Directions for this task: Return the records exactly, please. Every line should match.

Input data:
————————
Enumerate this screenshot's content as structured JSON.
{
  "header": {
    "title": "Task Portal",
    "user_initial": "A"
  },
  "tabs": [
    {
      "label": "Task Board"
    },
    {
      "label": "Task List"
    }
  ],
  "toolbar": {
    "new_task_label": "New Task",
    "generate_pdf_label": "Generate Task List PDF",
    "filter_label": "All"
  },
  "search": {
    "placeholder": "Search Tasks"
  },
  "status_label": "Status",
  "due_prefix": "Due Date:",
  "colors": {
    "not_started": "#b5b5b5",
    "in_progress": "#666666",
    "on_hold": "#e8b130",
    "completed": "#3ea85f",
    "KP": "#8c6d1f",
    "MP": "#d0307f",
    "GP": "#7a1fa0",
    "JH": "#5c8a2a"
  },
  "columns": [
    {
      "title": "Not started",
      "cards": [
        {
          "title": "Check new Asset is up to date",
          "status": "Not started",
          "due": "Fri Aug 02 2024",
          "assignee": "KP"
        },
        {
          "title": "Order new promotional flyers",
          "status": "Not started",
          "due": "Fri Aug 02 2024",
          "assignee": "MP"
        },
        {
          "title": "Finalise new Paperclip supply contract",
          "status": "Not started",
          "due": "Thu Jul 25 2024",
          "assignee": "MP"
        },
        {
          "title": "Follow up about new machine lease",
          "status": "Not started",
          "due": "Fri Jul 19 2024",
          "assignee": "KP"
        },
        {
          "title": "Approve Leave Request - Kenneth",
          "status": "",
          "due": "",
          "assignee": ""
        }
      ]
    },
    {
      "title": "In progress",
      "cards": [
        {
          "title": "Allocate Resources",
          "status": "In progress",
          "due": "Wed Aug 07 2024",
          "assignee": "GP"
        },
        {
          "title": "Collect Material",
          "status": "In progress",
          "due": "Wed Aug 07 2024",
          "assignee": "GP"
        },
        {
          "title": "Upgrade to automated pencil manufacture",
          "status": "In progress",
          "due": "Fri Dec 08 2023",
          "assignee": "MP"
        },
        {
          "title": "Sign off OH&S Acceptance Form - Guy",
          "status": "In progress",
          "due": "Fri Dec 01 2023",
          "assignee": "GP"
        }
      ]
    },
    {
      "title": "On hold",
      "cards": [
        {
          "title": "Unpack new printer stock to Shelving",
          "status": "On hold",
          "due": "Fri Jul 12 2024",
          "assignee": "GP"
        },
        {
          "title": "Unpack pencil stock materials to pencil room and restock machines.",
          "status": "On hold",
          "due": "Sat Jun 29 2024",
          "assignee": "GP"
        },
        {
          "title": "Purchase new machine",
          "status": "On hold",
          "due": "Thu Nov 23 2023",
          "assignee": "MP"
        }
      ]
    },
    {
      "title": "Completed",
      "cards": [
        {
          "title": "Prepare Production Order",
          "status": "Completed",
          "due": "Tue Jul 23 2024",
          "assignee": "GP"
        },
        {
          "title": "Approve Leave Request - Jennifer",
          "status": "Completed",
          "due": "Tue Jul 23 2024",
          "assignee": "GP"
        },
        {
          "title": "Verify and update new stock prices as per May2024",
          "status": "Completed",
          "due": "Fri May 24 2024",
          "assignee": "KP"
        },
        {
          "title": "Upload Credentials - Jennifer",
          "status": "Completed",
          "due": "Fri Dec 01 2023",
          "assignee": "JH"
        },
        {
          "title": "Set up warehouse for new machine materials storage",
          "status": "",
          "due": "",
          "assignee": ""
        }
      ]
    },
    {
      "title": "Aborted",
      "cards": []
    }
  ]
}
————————
Result of the exercise:
Enumerate this screenshot's content as structured JSON.
{
  "header": {
    "title": "Task Portal",
    "user_initial": "A"
  },
  "tabs": [
    {
      "label": "Task Board"
    },
    {
      "label": "Task List"
    }
  ],
  "toolbar": {
    "new_task_label": "New Task",
    "generate_pdf_label": "Generate Task List PDF",
    "filter_label": "All"
  },
  "search": {
    "placeholder": "Search Tasks"
  },
  "status_label": "Status",
  "due_prefix": "Due Date:",
  "colors": {
    "not_started": "#b5b5b5",
    "in_progress": "#666666",
    "on_hold": "#e8b130",
    "completed": "#3ea85f",
    "KP": "#8c6d1f",
    "MP": "#d0307f",
    "GP": "#7a1fa0",
    "JH": "#5c8a2a"
  },
  "columns": [
    {
      "title": "Not started",
      "cards": [
        {
          "title": "Check new Asset is up to date",
          "status": "Not started",
          "due": "Fri Aug 02 2024",
          "assignee": "KP"
        },
        {
          "title": "Order new promotional flyers",
          "status": "Not started",
          "due": "Fri Aug 02 2024",
          "assignee": "MP"
        },
        {
          "title": "Finalise new Paperclip supply contract",
          "status": "Not started",
          "due": "Thu Jul 25 2024",
          "assignee": "MP"
        },
        {
          "title": "Follow up about new machine lease",
          "status": "Not started",
          "due": "Fri Jul 19 2024",
          "assignee": "KP"
        },
        {
          "title": "Approve Leave Request - Kenneth",
          "status": "",
          "due": "",
          "assignee": ""
        }
      ]
    },
    {
      "title": "In progress",
      "cards": [
        {
          "title": "Allocate Resources",
          "status": "In progress",
          "due": "Wed Aug 07 2024",
          "assignee": "GP"
        },
        {
          "title": "Collect Material",
          "status": "In progress",
          "due": "Wed Aug 07 2024",
          "assignee": "GP"
        },
        {
          "title": "Upgrade to automated pencil manufacture",
          "status": "In progress",
          "due": "Fri Dec 08 2023",
          "assignee": "MP"
        },
        {
          "title": "Sign off OH&S Acceptance Form - Guy",
          "status": "In progress",
          "due": "Fri Dec 01 2023",
          "assignee": "GP"
        }
      ]
    },
    {
      "title": "On hold",
      "cards": [
        {
          "title": "Unpack new printer stock to Shelving",
          "status": "On hold",
          "due": "Fri Jul 12 2024",
          "assignee": "GP"
        },
        {
          "title": "Unpack pencil stock materials to pencil room and restock machines.",
          "status": "On hold",
          "due": "Sat Jun 29 2024",
          "assignee": "GP"
        },
        {
          "title": "Purchase new machine",
          "status": "On hold",
          "due": "Thu Nov 23 2023",
          "assignee": "MP"
        }
      ]
    },
    {
      "title": "Completed",
      "cards": [
        {
          "title": "Prepare Production Order",
          "status": "Completed",
          "due": "Tue Jul 23 2024",
          "assignee": "GP"
        },
        {
          "title": "Approve Leave Request - Jennifer",
          "status": "Completed",
          "due": "Tue Jul 23 2024",
          "assignee": "GP"
        },
        {
          "title": "Verify and update new stock prices as per May2024",
          "status": "Completed",
          "due": "Fri May 24 2024",
          "assignee": "KP"
        },
        {
          "title": "Upload Credentials - Jennifer",
          "status": "Completed",
          "due": "Fri Dec 01 2023",
          "assignee": "JH"
        },
        {
          "title": "Set up warehouse for new machine materials storage",
          "status": "",
          "due": "",
          "assignee": ""
        }
      ]
    },
    {
      "title": "Aborted",
      "cards": []
    }
  ]
}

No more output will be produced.